Amendment, by leave, withdrawn.

Lord Rodger of Earlsferry moved Amendment No. 104: Page 111, line 46, leave out ("(a) and (b)") and insert ("(b) and (c)").

On Question, amendment agreed to.

Schedule 13, as amended, agreed to.

Schedule 14 [Other Consequential Amendments]:

Viscount St. Davids moved Amendments Nos. 105 to 108: Page 117, line 13, leave out ("3") and insert ("4"). Page 117, line 17, leave out ("3") and insert ("4"). Page 118, line 10, at end insert: ("The Local Government Finance Act 1988 (c. 41) In section 55 of the Local Government Finance Act 1988 (alteration of lists), in subsection (7A) (a) after "41(6B)" insert "or 41A(10)". In Schedule 9 to that Act (non-domestic rating: administration), in paragraph 8(2) (a) after "41(68)" insert "or 41A(10)"."). Page 118, line 33, leave out ("54 of the Local Government Finance Act 1992") and insert ("24 of the Local Government Finance Act 1992 (alteration of lists), in subsection (9)(b) after "22(8)" insert "or 22A(10)". In section 28 of that Act (information about lists), in subsection (2)(a) after "22(8)" insert "or 22A(10)". In section 54 of that Act").

The noble Viscount said: Amendments Nos. 105 to 108 are technical amendments. I beg to move.

On Question, amendments agreed to.

Schedule 14, as amended, agreed to.

Schedule 15 [Savings and Transitional Provisions]:

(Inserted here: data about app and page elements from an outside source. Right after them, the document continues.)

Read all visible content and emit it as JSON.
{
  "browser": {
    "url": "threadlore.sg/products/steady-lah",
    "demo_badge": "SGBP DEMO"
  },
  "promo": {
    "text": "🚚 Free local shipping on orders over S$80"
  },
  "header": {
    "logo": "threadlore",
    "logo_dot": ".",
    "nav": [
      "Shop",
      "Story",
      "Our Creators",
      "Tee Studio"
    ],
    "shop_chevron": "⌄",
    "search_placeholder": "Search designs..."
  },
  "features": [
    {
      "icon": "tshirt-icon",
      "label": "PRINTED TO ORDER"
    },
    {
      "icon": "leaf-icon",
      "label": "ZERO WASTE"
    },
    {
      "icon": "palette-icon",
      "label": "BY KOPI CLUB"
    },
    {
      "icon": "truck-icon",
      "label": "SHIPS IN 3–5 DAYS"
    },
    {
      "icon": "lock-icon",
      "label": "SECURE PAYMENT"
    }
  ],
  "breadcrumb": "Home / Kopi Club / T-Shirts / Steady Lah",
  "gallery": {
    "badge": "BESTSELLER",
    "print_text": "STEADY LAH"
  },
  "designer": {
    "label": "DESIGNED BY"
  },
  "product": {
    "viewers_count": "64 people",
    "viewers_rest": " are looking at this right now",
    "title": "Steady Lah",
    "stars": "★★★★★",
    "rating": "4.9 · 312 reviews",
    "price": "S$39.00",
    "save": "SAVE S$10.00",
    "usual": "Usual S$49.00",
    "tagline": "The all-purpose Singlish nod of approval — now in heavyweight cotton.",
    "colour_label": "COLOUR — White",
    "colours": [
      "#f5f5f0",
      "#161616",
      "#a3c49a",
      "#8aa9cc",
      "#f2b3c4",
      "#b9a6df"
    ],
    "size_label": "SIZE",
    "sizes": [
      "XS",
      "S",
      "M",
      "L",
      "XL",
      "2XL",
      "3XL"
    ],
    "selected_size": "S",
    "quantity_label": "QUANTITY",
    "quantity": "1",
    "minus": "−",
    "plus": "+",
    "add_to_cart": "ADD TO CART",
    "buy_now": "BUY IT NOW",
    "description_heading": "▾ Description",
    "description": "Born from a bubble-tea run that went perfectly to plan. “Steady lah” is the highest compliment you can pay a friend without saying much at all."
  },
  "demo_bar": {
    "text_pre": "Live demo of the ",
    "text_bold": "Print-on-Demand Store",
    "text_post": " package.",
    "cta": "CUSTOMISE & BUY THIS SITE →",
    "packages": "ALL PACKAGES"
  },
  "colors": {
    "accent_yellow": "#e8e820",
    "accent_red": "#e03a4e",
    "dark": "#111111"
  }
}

Viscount St. Davids moved Amendments Nos. 109 to 111: Page 121, line 11, leave out ("section") and insert ("paragraph"). Page 121, line 32, leave out from ("(1)") to ("the") in line 33 and insert ("If section 19 is brought into force before 1st April 1996, it shall have effect before that date only so far as is necessary to enable"). Page 123, line 14, leave out ("(1)") and insert ("(2)").

The noble Viscount said: Amendments Nos. 109 to 111 are technical amendments to the schedule. I beg to move.

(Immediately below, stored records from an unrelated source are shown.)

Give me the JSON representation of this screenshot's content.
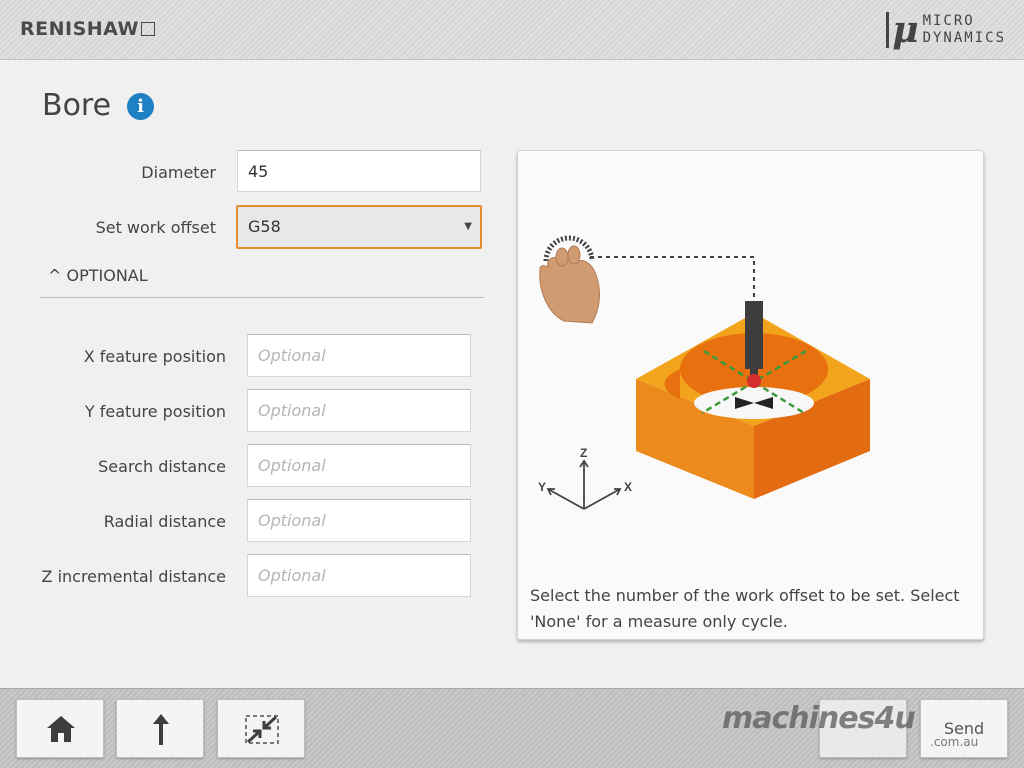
{
  "header": {
    "brand_left": "RENISHAW",
    "brand_right_mark": "μ",
    "brand_right_line1": "MICRO",
    "brand_right_line2": "DYNAMICS"
  },
  "page": {
    "title": "Bore",
    "info_icon": "info-icon"
  },
  "form": {
    "diameter": {
      "label": "Diameter",
      "value": "45"
    },
    "work_offset": {
      "label": "Set work offset",
      "value": "G58"
    },
    "optional_toggle": "^ OPTIONAL",
    "optional_fields": [
      {
        "label": "X feature position",
        "placeholder": "Optional"
      },
      {
        "label": "Y feature position",
        "placeholder": "Optional"
      },
      {
        "label": "Search distance",
        "placeholder": "Optional"
      },
      {
        "label": "Radial distance",
        "placeholder": "Optional"
      },
      {
        "label": "Z incremental distance",
        "placeholder": "Optional"
      }
    ]
  },
  "help_panel": {
    "description": "Select the number of the work offset to be set. Select 'None' for a measure only cycle.",
    "axis_z": "Z",
    "axis_y": "Y",
    "axis_x": "X"
  },
  "footer": {
    "home_icon": "home-icon",
    "up_icon": "arrow-up-icon",
    "collapse_icon": "collapse-icon",
    "send_label": "Send",
    "watermark": "machines4u",
    "watermark_sub": ".com.au"
  },
  "colors": {
    "accent_orange": "#e58c2c",
    "info_blue": "#1f80c4",
    "block_top": "#f2a51c",
    "block_left": "#ec8a1b",
    "block_right": "#e36b12",
    "bore_inner": "#e9700f",
    "guide_green": "#3a9a3a",
    "probe_red": "#d32d2d"
  }
}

On Question, amendments agreed to.

Schedule 15, as amended, agreed to.

Schedule 16 [Repeals]:

Viscount St. Davids moved Amendments Nos. 112 to 115: Page 124, line 21, at end insert: ("1949 c. 74. Coast Protection Act 1949. In section 20, in subsections (1) and (4), the words "or Wales"."). Page 125, line 26, column 3, leave out ("second") and insert ("third"). Page 125 leave out line 37. Page 126, line 6, at end insert: ("1975 c. 23. Reservoirs Act 1975. In section 2(1), the words "and Wales".").

The noble Viscount said: Amendments Nos. 112 to 115 are technical amendments to the schedule. I beg to move.

On Question, amendments agreed to.

[Amendment No. 116 had been withdrawn from the Marshalled List.]

Schedule 16, as amended, agreed to.

House resumed: Bill reported with amendments.